**ABOUT THIS TASK:** Line by line, print the records exactly as they are, dropping the pictures.

Entries taken from a collection:
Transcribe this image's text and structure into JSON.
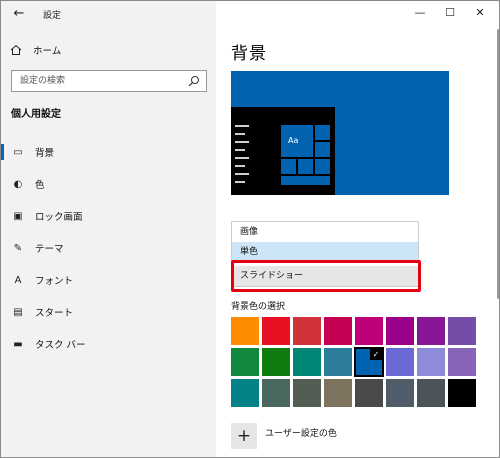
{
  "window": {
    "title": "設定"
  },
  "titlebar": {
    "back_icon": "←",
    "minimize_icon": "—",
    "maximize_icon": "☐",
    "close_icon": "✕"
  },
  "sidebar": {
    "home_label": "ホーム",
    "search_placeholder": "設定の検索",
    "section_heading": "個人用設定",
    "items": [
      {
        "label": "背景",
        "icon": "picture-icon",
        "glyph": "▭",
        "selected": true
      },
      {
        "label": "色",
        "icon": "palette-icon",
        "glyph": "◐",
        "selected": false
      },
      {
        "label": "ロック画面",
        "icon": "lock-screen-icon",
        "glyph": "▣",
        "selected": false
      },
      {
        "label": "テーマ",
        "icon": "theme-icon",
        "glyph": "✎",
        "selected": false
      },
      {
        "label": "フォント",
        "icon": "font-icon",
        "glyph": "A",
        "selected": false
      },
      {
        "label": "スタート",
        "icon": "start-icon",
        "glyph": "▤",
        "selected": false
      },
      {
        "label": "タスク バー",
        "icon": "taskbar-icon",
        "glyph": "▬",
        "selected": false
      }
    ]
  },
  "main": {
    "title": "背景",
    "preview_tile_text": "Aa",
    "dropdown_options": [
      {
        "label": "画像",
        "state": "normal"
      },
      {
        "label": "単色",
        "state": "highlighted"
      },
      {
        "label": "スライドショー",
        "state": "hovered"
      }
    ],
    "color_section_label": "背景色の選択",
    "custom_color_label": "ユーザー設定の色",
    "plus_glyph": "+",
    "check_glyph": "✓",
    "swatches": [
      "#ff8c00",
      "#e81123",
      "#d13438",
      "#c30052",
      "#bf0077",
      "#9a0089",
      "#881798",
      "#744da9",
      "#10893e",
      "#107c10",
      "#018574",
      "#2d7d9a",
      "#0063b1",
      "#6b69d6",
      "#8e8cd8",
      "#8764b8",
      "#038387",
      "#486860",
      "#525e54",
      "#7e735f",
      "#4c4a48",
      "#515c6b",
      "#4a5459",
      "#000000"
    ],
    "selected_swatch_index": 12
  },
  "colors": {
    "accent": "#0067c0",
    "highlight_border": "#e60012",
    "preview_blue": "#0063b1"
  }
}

**REPLY TO THE EXERCISE:**
Transcribe this image's text and structure into JSON.
{
  "window": {
    "title": "設定"
  },
  "titlebar": {
    "back_icon": "←",
    "minimize_icon": "—",
    "maximize_icon": "☐",
    "close_icon": "✕"
  },
  "sidebar": {
    "home_label": "ホーム",
    "search_placeholder": "設定の検索",
    "section_heading": "個人用設定",
    "items": [
      {
        "label": "背景",
        "icon": "picture-icon",
        "glyph": "▭",
        "selected": true
      },
      {
        "label": "色",
        "icon": "palette-icon",
        "glyph": "◐",
        "selected": false
      },
      {
        "label": "ロック画面",
        "icon": "lock-screen-icon",
        "glyph": "▣",
        "selected": false
      },
      {
        "label": "テーマ",
        "icon": "theme-icon",
        "glyph": "✎",
        "selected": false
      },
      {
        "label": "フォント",
        "icon": "font-icon",
        "glyph": "A",
        "selected": false
      },
      {
        "label": "スタート",
        "icon": "start-icon",
        "glyph": "▤",
        "selected": false
      },
      {
        "label": "タスク バー",
        "icon": "taskbar-icon",
        "glyph": "▬",
        "selected": false
      }
    ]
  },
  "main": {
    "title": "背景",
    "preview_tile_text": "Aa",
    "dropdown_options": [
      {
        "label": "画像",
        "state": "normal"
      },
      {
        "label": "単色",
        "state": "highlighted"
      },
      {
        "label": "スライドショー",
        "state": "hovered"
      }
    ],
    "color_section_label": "背景色の選択",
    "custom_color_label": "ユーザー設定の色",
    "plus_glyph": "+",
    "check_glyph": "✓",
    "swatches": [
      "#ff8c00",
      "#e81123",
      "#d13438",
      "#c30052",
      "#bf0077",
      "#9a0089",
      "#881798",
      "#744da9",
      "#10893e",
      "#107c10",
      "#018574",
      "#2d7d9a",
      "#0063b1",
      "#6b69d6",
      "#8e8cd8",
      "#8764b8",
      "#038387",
      "#486860",
      "#525e54",
      "#7e735f",
      "#4c4a48",
      "#515c6b",
      "#4a5459",
      "#000000"
    ],
    "selected_swatch_index": 12
  },
  "colors": {
    "accent": "#0067c0",
    "highlight_border": "#e60012",
    "preview_blue": "#0063b1"
  }
}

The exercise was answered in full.